Please repeat every record below exactly as written, but leave out the pictures.

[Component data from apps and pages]
* * * *
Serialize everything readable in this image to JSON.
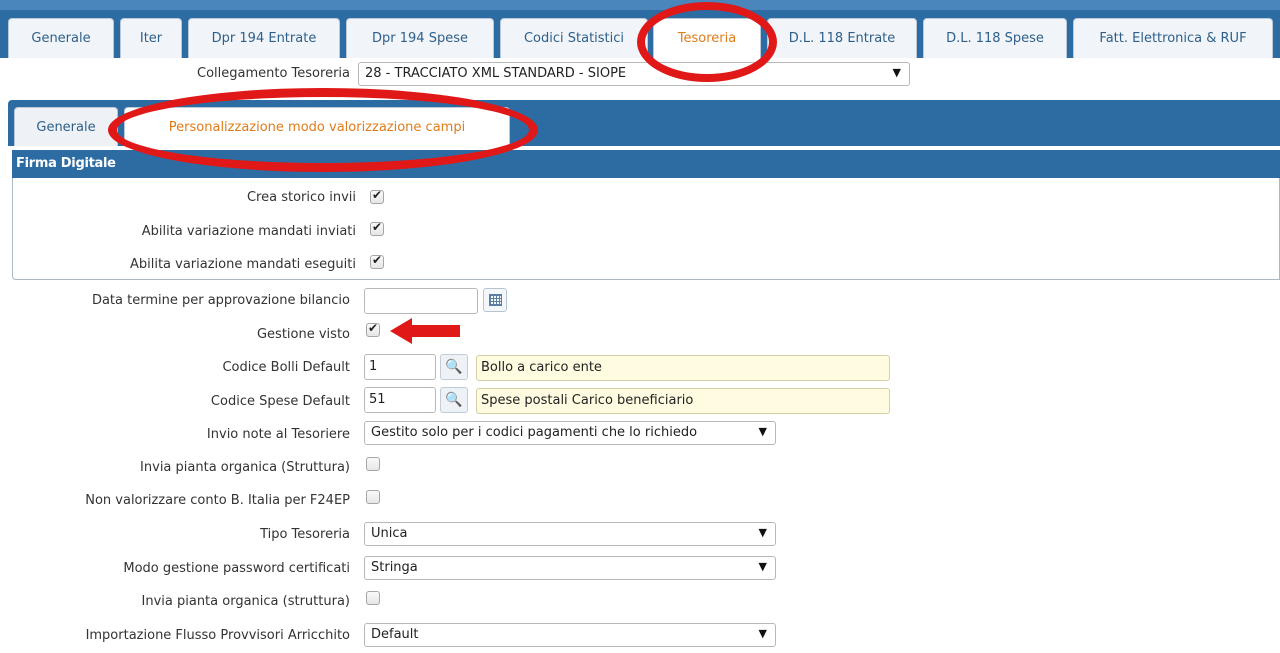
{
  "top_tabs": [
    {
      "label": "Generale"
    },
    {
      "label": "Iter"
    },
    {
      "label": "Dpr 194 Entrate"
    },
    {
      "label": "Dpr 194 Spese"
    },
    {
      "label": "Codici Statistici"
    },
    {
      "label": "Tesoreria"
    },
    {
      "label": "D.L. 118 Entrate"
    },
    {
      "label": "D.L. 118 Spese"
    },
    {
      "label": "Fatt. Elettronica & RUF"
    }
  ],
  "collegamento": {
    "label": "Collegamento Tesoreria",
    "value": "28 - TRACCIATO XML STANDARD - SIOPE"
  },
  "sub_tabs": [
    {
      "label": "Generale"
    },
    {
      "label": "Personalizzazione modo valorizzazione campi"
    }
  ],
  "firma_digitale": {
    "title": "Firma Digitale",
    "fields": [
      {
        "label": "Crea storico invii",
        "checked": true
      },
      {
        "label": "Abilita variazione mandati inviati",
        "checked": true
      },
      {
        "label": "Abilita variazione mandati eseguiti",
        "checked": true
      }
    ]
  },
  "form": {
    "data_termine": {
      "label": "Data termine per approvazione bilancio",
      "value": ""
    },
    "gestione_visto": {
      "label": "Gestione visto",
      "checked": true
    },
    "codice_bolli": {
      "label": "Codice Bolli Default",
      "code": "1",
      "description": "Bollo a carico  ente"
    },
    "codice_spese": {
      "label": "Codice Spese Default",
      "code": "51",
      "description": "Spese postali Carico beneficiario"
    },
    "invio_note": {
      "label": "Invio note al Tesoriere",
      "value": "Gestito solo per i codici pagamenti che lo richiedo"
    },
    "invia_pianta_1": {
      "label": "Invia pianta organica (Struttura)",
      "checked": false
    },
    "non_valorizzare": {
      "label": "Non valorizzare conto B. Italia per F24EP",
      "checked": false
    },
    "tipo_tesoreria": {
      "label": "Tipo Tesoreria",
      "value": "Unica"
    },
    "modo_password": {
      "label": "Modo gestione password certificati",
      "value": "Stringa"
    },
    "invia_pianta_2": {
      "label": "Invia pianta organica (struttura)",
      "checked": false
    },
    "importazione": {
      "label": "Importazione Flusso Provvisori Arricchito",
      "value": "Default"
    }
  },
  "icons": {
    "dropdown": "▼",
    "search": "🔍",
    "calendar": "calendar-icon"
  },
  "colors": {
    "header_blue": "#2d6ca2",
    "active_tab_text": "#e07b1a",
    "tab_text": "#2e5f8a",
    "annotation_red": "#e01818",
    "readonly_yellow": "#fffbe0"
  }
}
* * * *
Finished task
Serialize everything readable in this image to JSON.
{
  "top_tabs": [
    {
      "label": "Generale"
    },
    {
      "label": "Iter"
    },
    {
      "label": "Dpr 194 Entrate"
    },
    {
      "label": "Dpr 194 Spese"
    },
    {
      "label": "Codici Statistici"
    },
    {
      "label": "Tesoreria"
    },
    {
      "label": "D.L. 118 Entrate"
    },
    {
      "label": "D.L. 118 Spese"
    },
    {
      "label": "Fatt. Elettronica & RUF"
    }
  ],
  "collegamento": {
    "label": "Collegamento Tesoreria",
    "value": "28 - TRACCIATO XML STANDARD - SIOPE"
  },
  "sub_tabs": [
    {
      "label": "Generale"
    },
    {
      "label": "Personalizzazione modo valorizzazione campi"
    }
  ],
  "firma_digitale": {
    "title": "Firma Digitale",
    "fields": [
      {
        "label": "Crea storico invii",
        "checked": true
      },
      {
        "label": "Abilita variazione mandati inviati",
        "checked": true
      },
      {
        "label": "Abilita variazione mandati eseguiti",
        "checked": true
      }
    ]
  },
  "form": {
    "data_termine": {
      "label": "Data termine per approvazione bilancio",
      "value": ""
    },
    "gestione_visto": {
      "label": "Gestione visto",
      "checked": true
    },
    "codice_bolli": {
      "label": "Codice Bolli Default",
      "code": "1",
      "description": "Bollo a carico  ente"
    },
    "codice_spese": {
      "label": "Codice Spese Default",
      "code": "51",
      "description": "Spese postali Carico beneficiario"
    },
    "invio_note": {
      "label": "Invio note al Tesoriere",
      "value": "Gestito solo per i codici pagamenti che lo richiedo"
    },
    "invia_pianta_1": {
      "label": "Invia pianta organica (Struttura)",
      "checked": false
    },
    "non_valorizzare": {
      "label": "Non valorizzare conto B. Italia per F24EP",
      "checked": false
    },
    "tipo_tesoreria": {
      "label": "Tipo Tesoreria",
      "value": "Unica"
    },
    "modo_password": {
      "label": "Modo gestione password certificati",
      "value": "Stringa"
    },
    "invia_pianta_2": {
      "label": "Invia pianta organica (struttura)",
      "checked": false
    },
    "importazione": {
      "label": "Importazione Flusso Provvisori Arricchito",
      "value": "Default"
    }
  },
  "icons": {
    "dropdown": "▼",
    "search": "🔍",
    "calendar": "calendar-icon"
  },
  "colors": {
    "header_blue": "#2d6ca2",
    "active_tab_text": "#e07b1a",
    "tab_text": "#2e5f8a",
    "annotation_red": "#e01818",
    "readonly_yellow": "#fffbe0"
  }
}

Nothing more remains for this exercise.